One boy claimed that the Goatman was actually the bogeyman, as when he was faced with the beast, he told his mother that it looked exactly like “the thing that stands in my room at night”. If that isn’t horrible, what is? Does that mean that the Goatman has become something even more demonic and powerful than we previously thought? Had the blood of puppies made it more savage and strange? There is really no way to know, as no other people have reported seeing him in their bedrooms at night. Just outside their windows, peeking in. It could just be that this kid saw something completely different, something that haunts him specifically, but people have already tied this incident with the Goatman and no one else. Again, this could be linked to the area’s history of demonic activity. Or the Goatman could take many, more ethereal forms.
Some stories seem to tie the Goatman to a bridge, which is known as Cry Baby Bridge for other, tragic reasons. It is said that driving across this bridge at night will allow you to hear the Goatman’s cries, or even hear the Goatman himself. People often seem to consider the tragic events that took place as a sort of catalyst, something that draws the Goatman to it in order to feed off the negative energy of the area. Others believe that the bridge is only associated with the Goatman because it happens to be near Lover’s Lane. It has been argued that there are similar goat-like beings that take refuge near and around other bridges in Maryland, Kentucky, Texas, and many other states, but the thing with the Goatman is it is linked mainly to roads and other locations, not a dilapidated old bridge. Maybe it only likes to vacation there from time to time when it gets bored of lopping the heads off of kittens.
Whatever the Goatman is, and whatever he is drawn to, the legends are not going away. In fact, with the most recent sighting in 2007, where the Goatman was briefly caught on camera, people are more insistent than ever that the legend is real.
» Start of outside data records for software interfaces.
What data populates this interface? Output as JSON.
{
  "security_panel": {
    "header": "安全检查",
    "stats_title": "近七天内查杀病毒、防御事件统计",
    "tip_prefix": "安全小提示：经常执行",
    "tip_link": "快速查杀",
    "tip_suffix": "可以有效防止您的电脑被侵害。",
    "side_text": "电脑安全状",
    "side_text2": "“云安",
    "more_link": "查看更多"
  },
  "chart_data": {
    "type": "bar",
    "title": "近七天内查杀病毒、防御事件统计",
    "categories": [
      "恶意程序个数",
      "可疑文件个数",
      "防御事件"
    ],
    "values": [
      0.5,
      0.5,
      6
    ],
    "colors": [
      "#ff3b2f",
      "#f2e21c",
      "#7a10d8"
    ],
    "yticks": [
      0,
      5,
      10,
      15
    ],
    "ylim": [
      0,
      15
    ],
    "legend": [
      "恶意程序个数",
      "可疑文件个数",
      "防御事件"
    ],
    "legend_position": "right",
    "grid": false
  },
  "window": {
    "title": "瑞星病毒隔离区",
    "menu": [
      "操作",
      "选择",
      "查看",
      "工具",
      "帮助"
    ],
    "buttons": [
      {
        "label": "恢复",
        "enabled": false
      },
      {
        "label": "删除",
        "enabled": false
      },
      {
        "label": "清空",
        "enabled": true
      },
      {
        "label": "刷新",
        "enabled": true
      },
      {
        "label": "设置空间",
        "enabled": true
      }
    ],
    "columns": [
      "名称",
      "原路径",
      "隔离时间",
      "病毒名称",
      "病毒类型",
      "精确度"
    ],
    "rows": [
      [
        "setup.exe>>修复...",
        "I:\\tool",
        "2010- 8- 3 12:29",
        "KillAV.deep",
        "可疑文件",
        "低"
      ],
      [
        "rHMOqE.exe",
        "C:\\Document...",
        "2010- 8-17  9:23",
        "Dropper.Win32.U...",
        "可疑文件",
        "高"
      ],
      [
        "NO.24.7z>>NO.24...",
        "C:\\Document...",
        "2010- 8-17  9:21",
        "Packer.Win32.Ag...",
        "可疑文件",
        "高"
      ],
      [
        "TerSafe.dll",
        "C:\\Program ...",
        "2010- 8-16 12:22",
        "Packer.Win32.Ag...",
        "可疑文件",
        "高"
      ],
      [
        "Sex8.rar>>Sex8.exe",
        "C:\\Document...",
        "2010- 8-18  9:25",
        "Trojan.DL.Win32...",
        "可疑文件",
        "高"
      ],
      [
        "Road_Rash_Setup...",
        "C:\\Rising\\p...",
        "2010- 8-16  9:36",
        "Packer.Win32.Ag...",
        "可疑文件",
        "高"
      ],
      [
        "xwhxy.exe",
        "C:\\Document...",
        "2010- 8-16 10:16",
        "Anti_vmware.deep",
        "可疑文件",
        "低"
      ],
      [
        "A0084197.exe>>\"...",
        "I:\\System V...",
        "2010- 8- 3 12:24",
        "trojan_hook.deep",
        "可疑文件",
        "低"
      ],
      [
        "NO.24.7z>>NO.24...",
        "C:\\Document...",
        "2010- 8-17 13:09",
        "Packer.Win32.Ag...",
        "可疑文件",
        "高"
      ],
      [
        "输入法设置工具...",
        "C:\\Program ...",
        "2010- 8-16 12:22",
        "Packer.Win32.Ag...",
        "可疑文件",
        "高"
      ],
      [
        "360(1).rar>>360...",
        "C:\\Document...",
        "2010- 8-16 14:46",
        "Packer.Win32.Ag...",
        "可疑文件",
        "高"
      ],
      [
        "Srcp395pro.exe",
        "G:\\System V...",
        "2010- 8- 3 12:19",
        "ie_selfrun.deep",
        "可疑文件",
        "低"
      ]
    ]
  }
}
Whether he is evil, good, or simply a protector of nature, we have yet to see. Perhaps in the future he will be more forthcoming with his intentions.